Original article from: The New Yorker; August 25, 2014 Issue. by James...
National Emerging Infectious Diseases Laboratories Appoints Director of Aerobiology Core
Boston University School of Medicine
For Immediate Release
July 14, 2009
Contact: Michelle Roberts, 617-638-8491, email@example.com
(Boston) – Igor Kramnik, MD, Ph.D, has joined the National Emerging Infectious Diseases Laboratories (NEIDL) Institute as the director of the aerobiology core and associate professor of medicine and member of the pulmonary center at Boston University School of Medicine. Kramnik also will be an investigator at the NEIDL Institute and serve on its Internal Scientific Advisory Committee.
Kramnik received his medical degree from Samara State Medical University in Samara, Russia and obtained his PhD from the Central Institute for Tuberculosis Research in Moscow, Russia. He completed a residency in internal medicine there and a postdoctoral fellowship in immunology and genetics at the Centre for the Study of Host Resistance at McGill University in Montreal, Canada.
Kramnik’s research interests are mechanisms of host resistance to infection with virulent Mycobacterium tuberculosis with special emphasis on lung-specific aspects of the disease progression and granuloma biology. Prior to his appointment, Kramnik served as an associate professor of immunology and infectious diseases at Harvard School of Public Health.
Kramnik has been a guest speaker at numerous medical conferences and scientific presentations.
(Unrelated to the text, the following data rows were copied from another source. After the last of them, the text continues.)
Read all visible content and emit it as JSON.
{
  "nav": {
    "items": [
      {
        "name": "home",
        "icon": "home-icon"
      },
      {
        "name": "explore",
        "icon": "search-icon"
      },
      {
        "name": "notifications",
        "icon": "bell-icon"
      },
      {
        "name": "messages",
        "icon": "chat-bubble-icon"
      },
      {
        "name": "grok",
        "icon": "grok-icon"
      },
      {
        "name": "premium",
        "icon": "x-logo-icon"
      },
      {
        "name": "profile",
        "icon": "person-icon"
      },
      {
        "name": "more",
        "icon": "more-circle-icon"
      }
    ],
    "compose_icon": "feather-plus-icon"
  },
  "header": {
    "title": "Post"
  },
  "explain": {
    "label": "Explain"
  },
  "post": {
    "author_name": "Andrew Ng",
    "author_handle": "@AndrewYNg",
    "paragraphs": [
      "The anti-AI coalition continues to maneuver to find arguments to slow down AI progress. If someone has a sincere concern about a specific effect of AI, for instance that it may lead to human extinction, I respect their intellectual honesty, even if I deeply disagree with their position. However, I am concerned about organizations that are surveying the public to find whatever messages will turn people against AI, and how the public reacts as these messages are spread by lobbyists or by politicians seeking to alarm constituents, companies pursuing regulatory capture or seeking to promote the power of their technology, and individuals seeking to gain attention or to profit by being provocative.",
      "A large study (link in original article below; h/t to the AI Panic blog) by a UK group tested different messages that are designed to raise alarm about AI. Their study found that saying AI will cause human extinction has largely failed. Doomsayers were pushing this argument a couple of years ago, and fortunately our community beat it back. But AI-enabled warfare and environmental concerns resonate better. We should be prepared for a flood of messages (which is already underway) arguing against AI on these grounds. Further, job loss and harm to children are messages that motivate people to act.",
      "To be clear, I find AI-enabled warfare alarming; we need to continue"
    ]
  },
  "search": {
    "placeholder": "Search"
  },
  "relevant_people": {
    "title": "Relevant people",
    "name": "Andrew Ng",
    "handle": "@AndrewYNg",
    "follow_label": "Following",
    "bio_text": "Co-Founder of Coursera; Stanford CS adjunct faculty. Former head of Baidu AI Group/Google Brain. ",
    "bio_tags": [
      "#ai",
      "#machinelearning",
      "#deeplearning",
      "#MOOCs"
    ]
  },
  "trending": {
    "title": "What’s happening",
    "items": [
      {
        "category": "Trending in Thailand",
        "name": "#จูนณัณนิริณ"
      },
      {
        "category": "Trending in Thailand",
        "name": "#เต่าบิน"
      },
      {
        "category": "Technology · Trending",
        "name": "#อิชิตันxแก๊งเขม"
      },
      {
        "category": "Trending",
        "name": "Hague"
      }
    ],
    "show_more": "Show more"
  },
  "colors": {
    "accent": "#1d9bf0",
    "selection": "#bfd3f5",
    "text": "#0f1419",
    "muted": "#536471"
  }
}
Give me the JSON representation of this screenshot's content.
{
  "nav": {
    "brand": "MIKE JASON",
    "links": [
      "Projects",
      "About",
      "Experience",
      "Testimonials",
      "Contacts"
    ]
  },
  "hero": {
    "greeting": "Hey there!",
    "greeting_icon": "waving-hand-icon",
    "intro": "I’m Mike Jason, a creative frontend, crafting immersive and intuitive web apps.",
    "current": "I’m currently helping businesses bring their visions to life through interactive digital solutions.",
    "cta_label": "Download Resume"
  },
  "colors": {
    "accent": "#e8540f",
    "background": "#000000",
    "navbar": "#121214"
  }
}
He is a member of the American Association for the Advancement of Science, American Association of Immunologists, Mammalian Genome Society and the American Society for Microbiology.
The NEIDL’s Aerobiology Core Laboratory will serve as the hub for research projects exploring aerosol transmission of infectious agents, lung immunity and potential therapeutics and vaccines delivered via the aerosol route. Kramik’s research focus will be on developing a world class program on the genetics of mycobacterial infections. His research efforts will take advantage of the capabilities of the NEIDL facility, namely BSL3 and BSL4 aerobiology cores and the other high containment core facilities. The aerobiology program is one of the centerpieces of the NEIDL Institute’s emerging infectious diseases research program and is of great importance to the future success of the NEIDL.
“We are thrilled to have recruited Dr. Kramnik to join the NEIDL team,” said Mark Klempner, NEIDL director. “Dr. Kramnik’s experience will be very beneficial to further the NEIDL’s mission of providing cutting edge research on one of the world’s most pressing re-emerging infectious disease, namely tuberculosis.”